The rivers and wetlands in Assam may soon lose the much required protection provided by the Central Government’s new Draft Wetland Rules 2016, a consultation meeting has said. A joint consultation in Guwahati was organised by environment groups Aaranyak and ActionAid in order to analyse the impact of the new Draft Wetlands (Conservation and Management) Rules 2016 on wetlands of Assam.
The consultation compared the Wetland Rules 2010 with the Draft Wetland Rules 2016 and found that very few protective measures have been offered by the new Wetland Rules as compared to the 2010 Rules. A complete revision of the Draft Wetland Rules 2016 has been suggested by the consultation to ensure better Wetland management and conservation in Assam.
“Many important provisions which were included in 2010 have now been removed from the new Draft rules which is alarming from an environmental perspective. For instance, rivers have now been completely excluded from the definition of ‘Wetlands’,” Aaranyak’s Wetlands expert Dr Partha J Das said.

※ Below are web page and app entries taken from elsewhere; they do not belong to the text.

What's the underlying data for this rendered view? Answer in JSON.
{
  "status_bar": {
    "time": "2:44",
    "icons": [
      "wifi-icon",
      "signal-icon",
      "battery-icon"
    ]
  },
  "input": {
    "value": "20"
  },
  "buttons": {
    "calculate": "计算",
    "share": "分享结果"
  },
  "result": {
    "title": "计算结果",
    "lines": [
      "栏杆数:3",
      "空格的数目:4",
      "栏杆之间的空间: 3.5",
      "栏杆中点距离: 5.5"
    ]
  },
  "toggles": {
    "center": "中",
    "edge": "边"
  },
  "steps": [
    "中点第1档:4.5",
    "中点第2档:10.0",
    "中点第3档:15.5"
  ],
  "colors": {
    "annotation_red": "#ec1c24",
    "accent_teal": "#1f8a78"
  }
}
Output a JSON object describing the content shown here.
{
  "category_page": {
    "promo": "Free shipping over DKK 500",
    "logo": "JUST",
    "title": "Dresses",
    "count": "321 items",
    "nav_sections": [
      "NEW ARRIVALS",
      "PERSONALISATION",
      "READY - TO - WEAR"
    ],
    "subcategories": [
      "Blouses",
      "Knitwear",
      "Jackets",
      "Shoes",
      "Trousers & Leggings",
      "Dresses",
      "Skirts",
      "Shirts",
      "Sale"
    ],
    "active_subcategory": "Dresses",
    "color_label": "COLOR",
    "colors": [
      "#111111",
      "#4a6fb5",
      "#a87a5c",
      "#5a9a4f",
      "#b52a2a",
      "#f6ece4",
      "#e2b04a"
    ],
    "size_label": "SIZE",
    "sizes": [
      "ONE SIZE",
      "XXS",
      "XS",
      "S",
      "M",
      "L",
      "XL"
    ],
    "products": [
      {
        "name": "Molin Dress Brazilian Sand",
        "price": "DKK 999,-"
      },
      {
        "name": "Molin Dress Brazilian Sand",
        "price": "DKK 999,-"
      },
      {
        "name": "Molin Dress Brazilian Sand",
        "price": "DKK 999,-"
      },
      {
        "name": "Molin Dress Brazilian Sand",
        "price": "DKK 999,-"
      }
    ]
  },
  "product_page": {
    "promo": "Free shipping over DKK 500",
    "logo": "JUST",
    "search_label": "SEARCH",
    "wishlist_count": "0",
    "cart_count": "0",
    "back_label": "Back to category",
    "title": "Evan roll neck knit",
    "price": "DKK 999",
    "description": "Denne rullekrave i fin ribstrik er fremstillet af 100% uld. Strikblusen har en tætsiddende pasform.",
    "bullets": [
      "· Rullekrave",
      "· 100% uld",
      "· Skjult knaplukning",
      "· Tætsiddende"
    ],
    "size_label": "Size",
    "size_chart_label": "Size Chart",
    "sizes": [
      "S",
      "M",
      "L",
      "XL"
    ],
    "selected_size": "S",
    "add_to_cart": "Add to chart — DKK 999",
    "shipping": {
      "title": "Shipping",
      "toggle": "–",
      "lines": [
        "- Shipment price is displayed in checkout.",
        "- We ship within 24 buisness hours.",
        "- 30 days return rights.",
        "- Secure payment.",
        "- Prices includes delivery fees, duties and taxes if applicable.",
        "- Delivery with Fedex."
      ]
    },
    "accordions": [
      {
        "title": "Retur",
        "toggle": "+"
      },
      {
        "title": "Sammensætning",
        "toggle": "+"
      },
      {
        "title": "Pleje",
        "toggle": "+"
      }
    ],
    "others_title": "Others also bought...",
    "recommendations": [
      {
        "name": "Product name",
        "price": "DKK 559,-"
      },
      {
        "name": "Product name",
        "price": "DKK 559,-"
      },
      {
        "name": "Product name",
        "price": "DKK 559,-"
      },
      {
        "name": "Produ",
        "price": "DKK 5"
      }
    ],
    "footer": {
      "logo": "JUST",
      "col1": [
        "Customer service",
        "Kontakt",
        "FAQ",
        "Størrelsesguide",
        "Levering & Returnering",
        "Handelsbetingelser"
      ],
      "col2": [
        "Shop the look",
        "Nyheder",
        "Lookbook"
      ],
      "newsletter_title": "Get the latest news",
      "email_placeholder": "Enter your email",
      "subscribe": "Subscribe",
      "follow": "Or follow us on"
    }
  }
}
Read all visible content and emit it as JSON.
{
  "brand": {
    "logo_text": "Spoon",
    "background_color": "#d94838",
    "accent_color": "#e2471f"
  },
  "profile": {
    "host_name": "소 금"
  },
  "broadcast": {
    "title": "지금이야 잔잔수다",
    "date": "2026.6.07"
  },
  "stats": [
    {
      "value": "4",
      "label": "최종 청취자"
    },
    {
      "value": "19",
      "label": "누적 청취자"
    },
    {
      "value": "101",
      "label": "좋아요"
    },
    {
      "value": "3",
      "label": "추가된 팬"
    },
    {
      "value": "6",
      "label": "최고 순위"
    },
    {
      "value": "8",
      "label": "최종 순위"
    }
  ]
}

“Today’s consultation recommended that at least those parts of a river or rivers directly connected to wetlands should also be recognised as part of the Wetland ecosystem and provided protection. It was also recommended that in the context of Assam’s wetlands, the connecting channels must be accorded similar protection, maintenance and restoration.”
Das said the new Draft rules do not mention the list of prohibited activities which were part of Wetland Rules 2010. He said that it must immediately be rectified with the re-inclusion of the list to protect Assam’s wetlands.
Stating under the Draft Wetland Rules 2016 only selective Wetland would be accorded protection, the meeting was of the view that the new Rules are therefore considerably weaker when compared to the 2010 version with an added Clause which states that ‘under special circumstances’ even these protection may be nullified.
“Such a clause can easily open a portal of exploitation of Wetlands in Assam, and it is of utmost importance that under no circumstance is the protection diluted,” he added.
Prasanna Barua of Assam Remote Sensing Application Centre, Department of Science and Technology, Government of Assam delivered the key note presentation. Barua provided an overview of the current status of wetlands in Assam and highlighted the challenges in wetland conservation.
The conglomeration of environmentalists, academicians, lawyers and activists gathered during the event also proposed the introduction of a Wetland Conservation Act, which would be much more effective than the newly proposed Wetland Rules.
Traditional community rights also have to be retained, but without compromising on the delicate eco-system of existing Wetlands, the meeting averred. “Assam has more than 3000 wetlands under different categories and these wetlands are part and parcel of the larger eco-system.
Gradual and changing ‘development’ work has led to degradation of important wetlands which also negatively effects communities around Wetlands”, commented ActionAid Programme Manager Swapan Singha.
“We urge the Central Government to consider how the new Rules will impact the communities and make these new Rules to be people-centric while keeping in mind protection of the larger eco-system of Wetlands,” Singha said. The meeting decided to forward to the Union Ministry of Environment and Forest the recommendations made during the consultation.
Aaranyak is a registered society working in the North East region for the past 26 years towards nourishing the area’s natural heritage to secure the flora and fauna in the region known as one of the biodiversity hot spots of the world.
(With PTI inputs)